*** SUPPLIED MATERIAL ***

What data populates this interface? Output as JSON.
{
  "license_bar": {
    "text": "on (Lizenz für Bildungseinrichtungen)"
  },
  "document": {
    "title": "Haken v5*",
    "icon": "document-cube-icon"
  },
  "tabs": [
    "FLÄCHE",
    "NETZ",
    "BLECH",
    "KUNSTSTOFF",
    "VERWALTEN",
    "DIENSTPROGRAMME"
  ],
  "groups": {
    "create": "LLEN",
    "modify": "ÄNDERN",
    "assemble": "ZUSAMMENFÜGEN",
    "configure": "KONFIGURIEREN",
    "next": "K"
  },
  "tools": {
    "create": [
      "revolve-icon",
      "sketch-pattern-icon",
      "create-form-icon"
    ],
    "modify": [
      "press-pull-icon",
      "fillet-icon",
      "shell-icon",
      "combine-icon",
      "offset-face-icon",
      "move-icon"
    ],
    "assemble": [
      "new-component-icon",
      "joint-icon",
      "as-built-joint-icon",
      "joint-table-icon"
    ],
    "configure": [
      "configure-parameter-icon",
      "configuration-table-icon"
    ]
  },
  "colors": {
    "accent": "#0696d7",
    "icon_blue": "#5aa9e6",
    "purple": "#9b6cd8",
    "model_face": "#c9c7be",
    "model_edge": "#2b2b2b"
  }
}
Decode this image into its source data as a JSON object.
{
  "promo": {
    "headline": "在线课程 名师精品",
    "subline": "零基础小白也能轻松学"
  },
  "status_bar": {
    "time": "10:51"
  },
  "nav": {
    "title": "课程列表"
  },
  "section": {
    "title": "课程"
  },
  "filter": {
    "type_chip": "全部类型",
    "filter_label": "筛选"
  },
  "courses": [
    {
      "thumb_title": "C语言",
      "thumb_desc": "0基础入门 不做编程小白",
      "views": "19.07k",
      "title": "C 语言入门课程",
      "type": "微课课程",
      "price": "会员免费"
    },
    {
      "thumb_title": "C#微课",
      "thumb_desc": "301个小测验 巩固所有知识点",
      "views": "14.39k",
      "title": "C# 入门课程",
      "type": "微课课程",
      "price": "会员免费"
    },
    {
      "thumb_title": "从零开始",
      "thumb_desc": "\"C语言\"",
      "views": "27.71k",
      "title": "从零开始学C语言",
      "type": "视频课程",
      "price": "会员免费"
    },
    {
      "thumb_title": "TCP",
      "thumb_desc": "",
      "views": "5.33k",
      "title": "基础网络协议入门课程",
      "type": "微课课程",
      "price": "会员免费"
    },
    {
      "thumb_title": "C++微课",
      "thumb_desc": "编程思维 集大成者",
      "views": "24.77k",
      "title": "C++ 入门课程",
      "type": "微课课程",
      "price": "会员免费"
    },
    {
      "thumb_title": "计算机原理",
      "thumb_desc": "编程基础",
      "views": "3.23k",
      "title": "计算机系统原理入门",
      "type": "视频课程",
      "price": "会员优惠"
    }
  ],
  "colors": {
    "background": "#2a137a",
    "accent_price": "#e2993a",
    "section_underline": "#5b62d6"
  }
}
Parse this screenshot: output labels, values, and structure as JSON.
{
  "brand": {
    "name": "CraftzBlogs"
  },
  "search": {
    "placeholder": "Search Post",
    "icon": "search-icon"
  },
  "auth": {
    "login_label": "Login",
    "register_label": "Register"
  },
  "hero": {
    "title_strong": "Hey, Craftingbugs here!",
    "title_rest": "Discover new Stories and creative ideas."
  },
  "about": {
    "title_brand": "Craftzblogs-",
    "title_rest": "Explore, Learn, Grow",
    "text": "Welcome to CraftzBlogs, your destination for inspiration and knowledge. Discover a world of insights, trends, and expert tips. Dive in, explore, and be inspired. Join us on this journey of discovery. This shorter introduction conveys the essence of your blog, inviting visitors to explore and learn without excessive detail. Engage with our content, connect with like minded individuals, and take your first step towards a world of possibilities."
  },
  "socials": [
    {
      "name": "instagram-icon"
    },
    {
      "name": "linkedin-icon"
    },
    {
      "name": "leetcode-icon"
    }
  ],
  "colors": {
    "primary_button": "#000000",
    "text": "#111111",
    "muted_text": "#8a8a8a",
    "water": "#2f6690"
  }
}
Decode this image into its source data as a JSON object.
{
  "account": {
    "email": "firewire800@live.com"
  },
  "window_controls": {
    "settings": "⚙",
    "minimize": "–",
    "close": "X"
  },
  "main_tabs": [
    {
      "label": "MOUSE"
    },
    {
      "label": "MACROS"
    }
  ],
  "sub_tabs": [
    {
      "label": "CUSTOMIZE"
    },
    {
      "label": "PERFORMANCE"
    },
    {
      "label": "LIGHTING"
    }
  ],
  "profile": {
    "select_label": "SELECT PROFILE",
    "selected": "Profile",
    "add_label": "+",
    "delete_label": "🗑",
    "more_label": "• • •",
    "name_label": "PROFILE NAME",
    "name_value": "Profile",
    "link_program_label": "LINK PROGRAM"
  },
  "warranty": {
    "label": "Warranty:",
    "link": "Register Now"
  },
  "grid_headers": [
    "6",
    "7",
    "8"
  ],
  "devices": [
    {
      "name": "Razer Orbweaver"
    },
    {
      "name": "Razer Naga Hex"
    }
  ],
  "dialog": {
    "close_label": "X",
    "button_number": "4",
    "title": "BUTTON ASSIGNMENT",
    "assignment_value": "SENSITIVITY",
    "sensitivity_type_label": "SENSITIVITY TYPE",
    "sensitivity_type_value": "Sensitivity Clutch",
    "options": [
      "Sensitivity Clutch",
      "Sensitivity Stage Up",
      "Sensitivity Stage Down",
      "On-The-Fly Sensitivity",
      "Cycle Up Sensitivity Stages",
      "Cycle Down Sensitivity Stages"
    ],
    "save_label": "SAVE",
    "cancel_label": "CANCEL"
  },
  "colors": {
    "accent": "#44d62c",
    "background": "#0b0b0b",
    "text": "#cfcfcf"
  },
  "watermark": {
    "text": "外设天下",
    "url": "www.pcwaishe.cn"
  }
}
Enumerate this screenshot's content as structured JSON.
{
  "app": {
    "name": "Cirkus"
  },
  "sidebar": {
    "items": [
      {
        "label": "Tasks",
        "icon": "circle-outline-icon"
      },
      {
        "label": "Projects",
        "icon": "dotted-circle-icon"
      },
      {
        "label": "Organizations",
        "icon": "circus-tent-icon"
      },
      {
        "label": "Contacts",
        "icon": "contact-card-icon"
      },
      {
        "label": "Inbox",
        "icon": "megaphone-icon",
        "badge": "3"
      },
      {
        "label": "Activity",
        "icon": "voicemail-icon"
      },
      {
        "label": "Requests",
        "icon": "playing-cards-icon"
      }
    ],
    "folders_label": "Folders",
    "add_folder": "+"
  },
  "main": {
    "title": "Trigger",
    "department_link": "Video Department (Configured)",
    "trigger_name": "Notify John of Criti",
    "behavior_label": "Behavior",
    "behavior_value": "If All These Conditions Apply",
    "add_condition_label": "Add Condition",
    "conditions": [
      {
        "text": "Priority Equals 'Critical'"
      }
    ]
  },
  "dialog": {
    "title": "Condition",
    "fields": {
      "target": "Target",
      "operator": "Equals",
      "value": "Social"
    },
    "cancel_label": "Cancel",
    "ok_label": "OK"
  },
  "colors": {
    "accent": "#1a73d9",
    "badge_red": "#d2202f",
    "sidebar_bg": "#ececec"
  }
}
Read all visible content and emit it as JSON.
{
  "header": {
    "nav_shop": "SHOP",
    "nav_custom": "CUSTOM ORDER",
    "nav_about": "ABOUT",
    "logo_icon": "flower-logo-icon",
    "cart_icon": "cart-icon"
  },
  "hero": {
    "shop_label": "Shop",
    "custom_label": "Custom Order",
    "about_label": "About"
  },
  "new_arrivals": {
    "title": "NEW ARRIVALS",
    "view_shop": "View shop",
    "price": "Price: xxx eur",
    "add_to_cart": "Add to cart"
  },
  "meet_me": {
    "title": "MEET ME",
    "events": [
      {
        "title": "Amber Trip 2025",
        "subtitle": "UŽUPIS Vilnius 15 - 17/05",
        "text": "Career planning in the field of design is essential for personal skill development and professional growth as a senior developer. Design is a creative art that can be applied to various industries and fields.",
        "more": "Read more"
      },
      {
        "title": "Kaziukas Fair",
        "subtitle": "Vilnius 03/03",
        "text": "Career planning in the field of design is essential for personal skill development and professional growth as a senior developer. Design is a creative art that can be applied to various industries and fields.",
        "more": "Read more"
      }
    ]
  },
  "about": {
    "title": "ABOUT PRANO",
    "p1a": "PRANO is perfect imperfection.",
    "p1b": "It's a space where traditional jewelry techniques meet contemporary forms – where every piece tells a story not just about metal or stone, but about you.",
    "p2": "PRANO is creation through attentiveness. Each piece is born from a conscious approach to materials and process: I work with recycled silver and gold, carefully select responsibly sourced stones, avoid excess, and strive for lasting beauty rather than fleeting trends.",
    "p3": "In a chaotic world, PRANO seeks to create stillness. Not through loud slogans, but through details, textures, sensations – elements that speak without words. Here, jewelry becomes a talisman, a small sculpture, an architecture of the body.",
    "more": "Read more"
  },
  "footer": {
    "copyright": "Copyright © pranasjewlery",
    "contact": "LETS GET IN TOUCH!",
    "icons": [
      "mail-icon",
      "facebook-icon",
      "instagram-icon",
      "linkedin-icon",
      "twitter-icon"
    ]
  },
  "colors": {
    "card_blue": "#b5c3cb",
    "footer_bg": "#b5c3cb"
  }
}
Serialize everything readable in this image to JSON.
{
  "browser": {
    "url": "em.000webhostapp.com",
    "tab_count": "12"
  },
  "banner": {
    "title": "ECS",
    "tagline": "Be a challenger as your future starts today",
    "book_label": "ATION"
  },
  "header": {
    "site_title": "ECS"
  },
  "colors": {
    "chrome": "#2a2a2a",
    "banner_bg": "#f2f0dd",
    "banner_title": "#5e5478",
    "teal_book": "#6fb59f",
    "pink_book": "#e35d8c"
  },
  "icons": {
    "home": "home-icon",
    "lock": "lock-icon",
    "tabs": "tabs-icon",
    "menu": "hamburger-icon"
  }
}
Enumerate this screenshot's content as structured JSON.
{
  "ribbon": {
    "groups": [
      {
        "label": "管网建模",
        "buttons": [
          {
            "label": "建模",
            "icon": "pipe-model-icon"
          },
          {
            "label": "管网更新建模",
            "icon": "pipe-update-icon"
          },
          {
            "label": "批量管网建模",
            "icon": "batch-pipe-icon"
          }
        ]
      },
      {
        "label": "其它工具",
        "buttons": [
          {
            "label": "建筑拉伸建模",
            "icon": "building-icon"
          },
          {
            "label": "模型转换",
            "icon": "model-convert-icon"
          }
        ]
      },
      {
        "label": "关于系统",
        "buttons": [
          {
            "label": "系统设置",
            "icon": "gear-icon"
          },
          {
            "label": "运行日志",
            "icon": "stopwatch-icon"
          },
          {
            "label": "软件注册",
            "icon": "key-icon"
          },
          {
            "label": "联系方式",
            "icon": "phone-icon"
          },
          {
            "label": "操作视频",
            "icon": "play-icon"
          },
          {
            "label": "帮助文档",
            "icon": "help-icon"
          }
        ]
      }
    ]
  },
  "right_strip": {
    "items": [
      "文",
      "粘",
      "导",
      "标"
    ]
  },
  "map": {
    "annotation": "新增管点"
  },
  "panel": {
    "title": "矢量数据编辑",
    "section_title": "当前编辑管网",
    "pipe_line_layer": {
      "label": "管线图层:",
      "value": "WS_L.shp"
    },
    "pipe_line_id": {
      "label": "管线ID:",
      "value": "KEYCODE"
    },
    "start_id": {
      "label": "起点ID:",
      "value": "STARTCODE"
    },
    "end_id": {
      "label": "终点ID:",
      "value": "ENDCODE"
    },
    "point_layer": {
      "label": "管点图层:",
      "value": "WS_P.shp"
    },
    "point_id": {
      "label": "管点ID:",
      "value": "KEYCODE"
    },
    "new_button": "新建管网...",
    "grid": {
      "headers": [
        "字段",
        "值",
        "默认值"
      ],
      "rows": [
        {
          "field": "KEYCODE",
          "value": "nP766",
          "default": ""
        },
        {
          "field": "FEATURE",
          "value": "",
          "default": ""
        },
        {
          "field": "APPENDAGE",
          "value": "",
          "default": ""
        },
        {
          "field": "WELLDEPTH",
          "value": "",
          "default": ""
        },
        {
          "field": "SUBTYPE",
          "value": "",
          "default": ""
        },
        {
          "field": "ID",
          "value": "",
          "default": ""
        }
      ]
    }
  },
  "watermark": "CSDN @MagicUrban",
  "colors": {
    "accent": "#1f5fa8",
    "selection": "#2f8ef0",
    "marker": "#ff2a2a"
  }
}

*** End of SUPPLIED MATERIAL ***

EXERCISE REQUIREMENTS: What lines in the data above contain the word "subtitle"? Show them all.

RESPONSE TO THE EXERCISE:
        "subtitle": "UŽUPIS Vilnius 15 - 17/05",
        "subtitle": "Vilnius 03/03",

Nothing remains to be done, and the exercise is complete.